A more difficult methodological challenge to address is selection bias. It may be that there are unmeasured personal characteristics that are associated both with greater levels of religiosity and positive behaviors such that estimated effects of religiosity would be biased when these potential selection factors are not accounted for.
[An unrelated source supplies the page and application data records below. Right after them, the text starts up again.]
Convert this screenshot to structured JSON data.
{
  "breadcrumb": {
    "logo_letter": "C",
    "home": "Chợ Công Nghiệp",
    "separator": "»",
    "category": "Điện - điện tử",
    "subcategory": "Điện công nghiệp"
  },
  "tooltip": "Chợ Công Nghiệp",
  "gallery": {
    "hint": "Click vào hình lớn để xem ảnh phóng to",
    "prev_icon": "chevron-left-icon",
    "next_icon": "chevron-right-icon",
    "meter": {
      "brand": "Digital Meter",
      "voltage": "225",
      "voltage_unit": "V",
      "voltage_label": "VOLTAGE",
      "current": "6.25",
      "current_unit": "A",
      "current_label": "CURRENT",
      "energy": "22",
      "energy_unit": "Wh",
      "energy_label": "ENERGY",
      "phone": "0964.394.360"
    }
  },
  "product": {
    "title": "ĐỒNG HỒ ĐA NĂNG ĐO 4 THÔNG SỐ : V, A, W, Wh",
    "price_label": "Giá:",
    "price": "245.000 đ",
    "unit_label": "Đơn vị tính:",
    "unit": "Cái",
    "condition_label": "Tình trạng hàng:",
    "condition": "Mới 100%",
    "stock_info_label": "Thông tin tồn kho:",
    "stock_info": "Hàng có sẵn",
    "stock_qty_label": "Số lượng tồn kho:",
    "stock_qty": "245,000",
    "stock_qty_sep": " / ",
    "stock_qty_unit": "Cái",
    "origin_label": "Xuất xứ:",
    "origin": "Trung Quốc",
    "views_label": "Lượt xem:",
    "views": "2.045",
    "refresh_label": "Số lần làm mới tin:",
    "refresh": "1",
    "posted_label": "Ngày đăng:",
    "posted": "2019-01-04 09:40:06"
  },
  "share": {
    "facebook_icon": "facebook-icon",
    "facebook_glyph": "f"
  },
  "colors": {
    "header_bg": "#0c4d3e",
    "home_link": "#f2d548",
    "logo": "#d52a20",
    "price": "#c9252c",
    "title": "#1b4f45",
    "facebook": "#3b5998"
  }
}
For example, if individuals who are motivated to engage in positive health behaviors participate in religious activities and exhibit better mental health outcomes, without measuring motivation to engage in health practices, the effect of religiosity on better mental health would be overestimated.
While it is difficult to separate the causal effects of religiosity and spirituality from other variables that are correlated with behavioral outcomes, researchers have developed novel approaches to reduce selection bias by using proxy measures for religiosity (instrumental variables approach), such as the geographic density of ethnicity (Gruber, 2005) and historical religiosity in counties (Heaton, 2006) or using statistical techniques such as propensity score matching (Lillard & Price, 2007). Despite advances in the estimation of causal effects of religiosity on positive outcomes, most researchers agree that drawing conclusions about the causal impact of religiosity is difficult because of data limitations, such as the lack of religiosity measures in national data sets (Lillard & Price, 2007).